Isidore was born of poor parents, at Madrid, in the twelfth century, and gained his livelihood as a ploughman. He never learned to read or write, but sanctified himself by his daily toil, according to the law God gave Adam at the falL Most of his nights were spent in prayer, and his first act in the morning was to attend Mass. His fellow servants accused him of neglecting his work for this purpose. When his master went to the field to see the truth, he found two angels working by the side of Isidore, to compensate for the time he had given to God. He had no fear but of sin, and committed all his cares to God with marvellous simplicity. Hearing in church that his ass was in danger from a wolf, he answered, “God’s will be done,” and with perfect composure continued his prayers to the end. When he reached the spot, his ass was feeding in safety, and the wolf lay dead by its side. He constantly divided his food with the poor. Once, when all had been given away, another poor man appeared. Isidore begged his wife for God’s sake to find him some soup; and on looking into the vessel she found it miraculously refilled. Isidore never had but the one master, who learned by long experience his real worth, and made him steward of his whole property. He died a.d. 1170, and is honoured as tie patron Saint of Madrid.
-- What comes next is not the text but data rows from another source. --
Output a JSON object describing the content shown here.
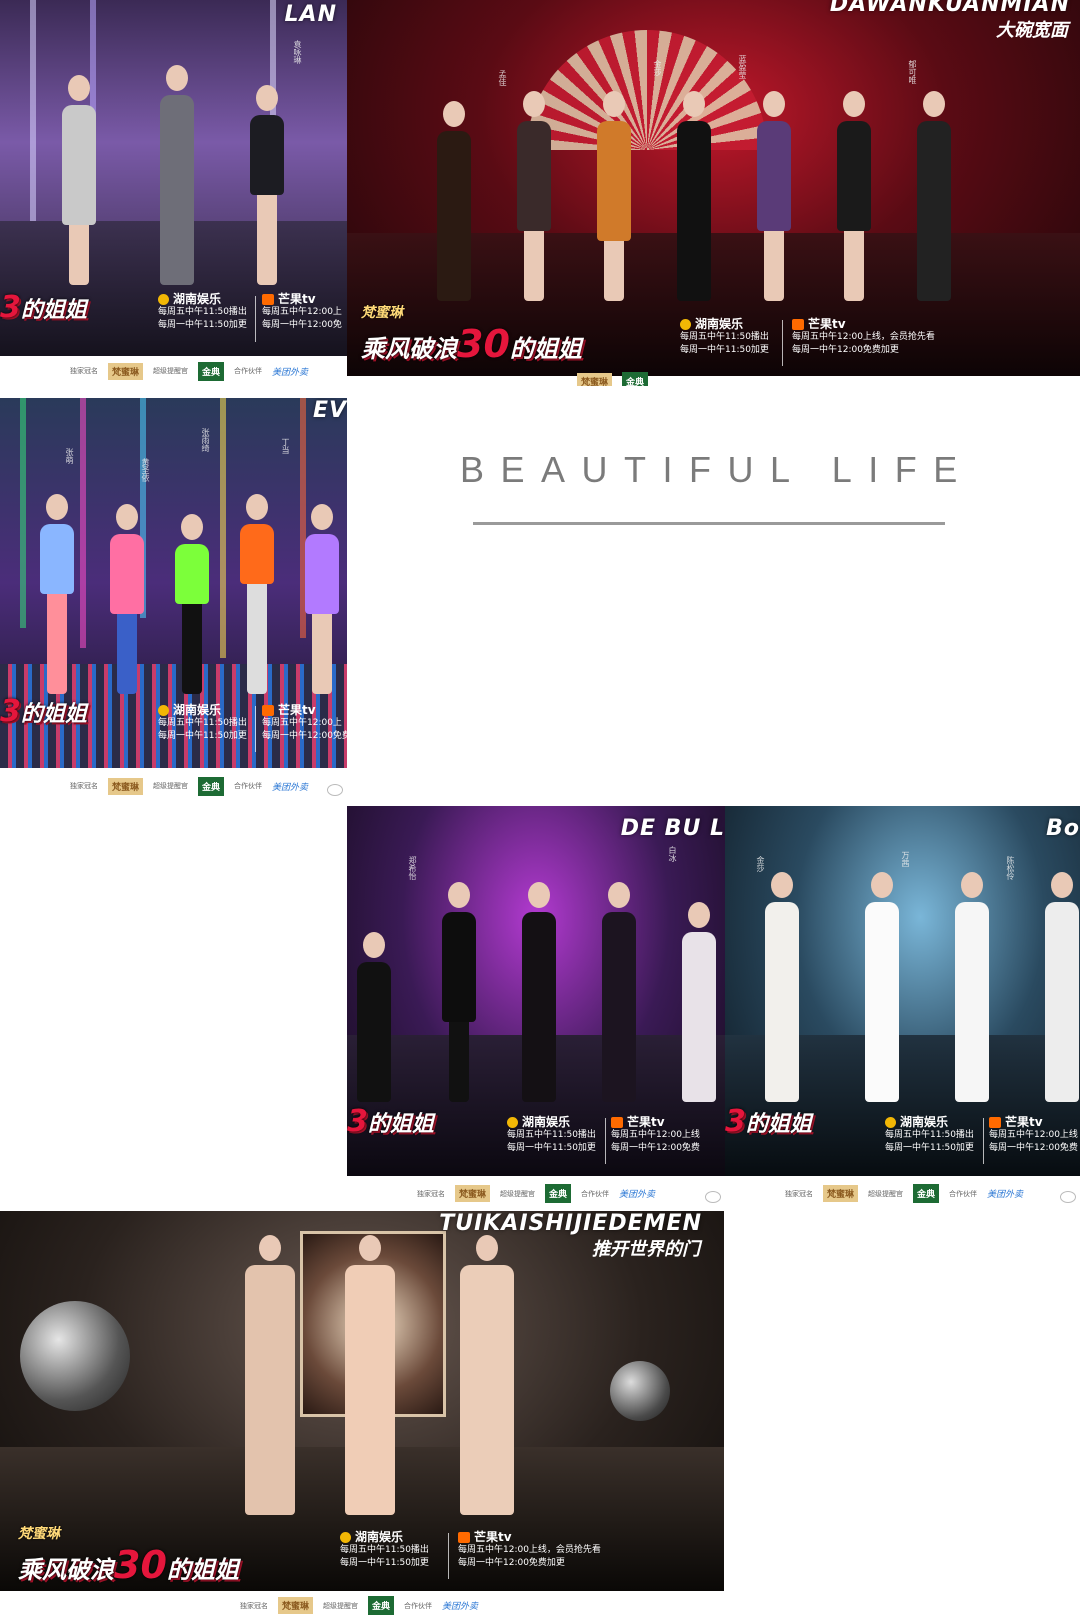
{
  "show": {
    "sponsor": "梵蜜琳",
    "name_part1": "乘风破浪",
    "name_mark": "30",
    "name_part2": "的姐姐",
    "name_cropped": "的姐姐"
  },
  "schedule": {
    "hunan_brand": "湖南娱乐",
    "hunan_line1": "每周五中午11:50播出",
    "hunan_line2": "每周一中午11:50加更",
    "mango_brand": "芒果tv",
    "mango_line1": "每周五中午12:00上线，会员抢先看",
    "mango_line2": "每周一中午12:00免费加更",
    "mango_line1_cropped": "每周五中午12:00上",
    "mango_line1_cropped_b": "每周五中午12:00上线",
    "mango_line2_cropped": "每周一中午12:00免",
    "mango_line2_cropped_b": "每周一中午12:00免费"
  },
  "footer": {
    "sponsor_label": "独家冠名",
    "sponsor_badge": "梵蜜琳",
    "support_label": "超级提醒官",
    "support_badge": "金典",
    "partner_label": "合作伙伴",
    "partner_badge": "美团外卖"
  },
  "posters": {
    "p1_title": "LAN",
    "p2_title": "DAWANKUANMIAN",
    "p2_title_cn": "大碗宽面",
    "p3_title": "EV",
    "p4_title": "DE BU L",
    "p5_title": "Bo",
    "p6_title": "TUIKAISHIJIEDEMEN",
    "p6_title_cn": "推开世界的门"
  },
  "names": {
    "p1": [
      "袁咏琳"
    ],
    "p2": [
      "孟佳",
      "金莎",
      "蓝盈莹",
      "郁可唯",
      "张含韵",
      "王智",
      "伊能静"
    ],
    "p3": [
      "张雨绮",
      "黄圣依",
      "张萌",
      "丁当"
    ],
    "p4": [
      "郑希怡",
      "白冰"
    ],
    "p5": [
      "金莎",
      "万茜",
      "陈松伶"
    ]
  },
  "caption": {
    "text": "BEAUTIFUL LIFE"
  },
  "colors": {
    "accent_red": "#e5163c",
    "caption_gray": "#7b7b7b"
  }
}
Saint Isidore became a Saint because he preferred prayer with God to conversation with men, and because he trusted rather the Divine power and goodness than any human aid.
“The stability of our faith comes not from the acuteness of our understanding, but from the simplicity of our adhesion to the promises of God.” — Saint Augustine
One hot summer’s day, when the whole country was parched and the rivers were dry, Isidore’s master came up to him in the field where he was ploughing, and asked him where he could find some water to drink. The Saint pointed to a neighbouring hill. His master went to the spot, but soon returned, disappointed and enraged. Then Isidore took him to the same place, which indeed showed no sign of a spring ; but the Saint made the sign of the Cross on the dry ground, and, piercing the surface with his goad, there gushed forth a miraculous fountain, which flows to this day, and is blessed with healing virtue.
“Trust in the Lord, and do good, and inhabit the land, and thou shalt be fed with its riches.” – Psalm 36:3
- Henry Sebastian Bowden. “Saint Isidore of Madrid”. , 1877. CatholicSaints.Info. 23 February 2015. Web. 25 April 2017. <>